As we waited, I could feel my legs shaking. The weight of my Steve Novak Knicks t-shirt (as if I could make myself any more apparent) pinned me to my tremendously inadequate concrete seat, and Connor and I discussed the possibilities of what lay before us. It looked less likely with every minute that ticked off the clock, but if Kevin Durant showed up, this night would join the impressive lexicon of Rucker Park folklore. Maybe he would drop 66 again. Maybe more. Hell, even one half of KD basketball is better than two halves of (almost?) anyone else on the planet.
The announcers continued to generate hype, but they never got it to a point at which the people would be disappointed. For all the incredible events that happen at Rucker Park on a seemingly nightly basis, it seems like the people simply come out for good basketball. Skill in the game they love trumps all, no matter how famous or renowned a player is. The people of Rucker Park love to see a Harlem player go 10-22 with 5 rebounds and no assists just as much as they love an NBA player taking his apple from the Tree of Basketball.
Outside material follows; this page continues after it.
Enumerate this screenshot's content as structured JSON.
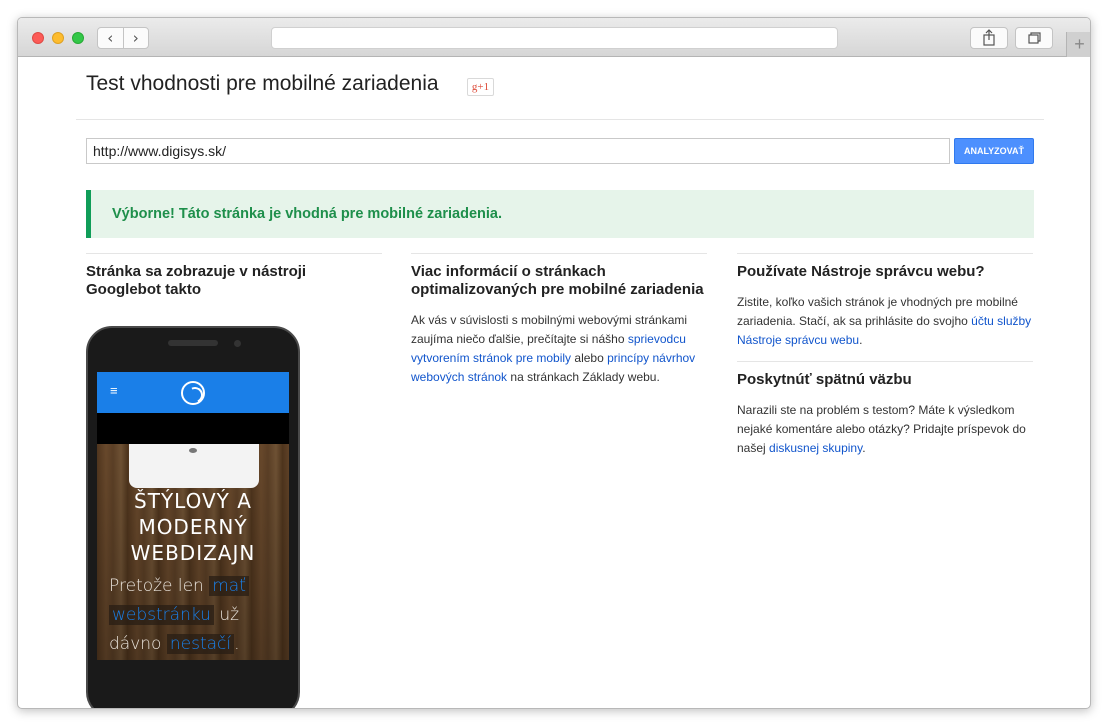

Unconditional love of the game, regardless of everything else, is what matters most at Rucker Park.
When former New York Knick and current Golden State Warrior David Lee walked onto the court, accompanied by twenty of his closest friends as well as his celebratory teammate Kent Bazemore, the crowd went wild. In lieu of Kevin Durant, these guys would have to do. Donning the uniforms of Hillsong, who would play the late game against a team called Posse, Lee (“Double-Double”) and Bazemore (“BAAAAAAAAAAAZZZZZZZZZZZZZZZEEEEE”) ignited the crowd with incredible alley-oops and jump shots from neighboring postal codes during warm-ups.
It continued into the game, which started slowly but ruptured into a scoring bonanza just before halftime. Bazemore and Lee together combined for upwards of ten alley-oops, justifying the spotlight stolen from Hillsong regulars. The game became a formality; it turned into a platform for the professionals to show just how much higher the professional standard of play is, even with officiating which accommodates the freewheeling, punishing streetball style. Lee’s high-flying antics and Bazemore’s exceptionally easy drives made it apparent that, although Rucker Park is still a test, the NBA preserves the highest forms of basketball.
As we walked out of Holcombe Rucker Park, perfectly satisfied in the blacktop displays we had just seen but still slightly wistful without Kevin Durant, a man did pull-ups on a crossing signal as Connor and I reflected on how the night went. We saw people of varying age try each other. We saw announcers grant coveted monikers to players who would never be anything else to the subjects of a righteous and pure kingdom. Above all, we saw good basketball on a warm summer night at Rucker Park. And really, who could ask for anything more?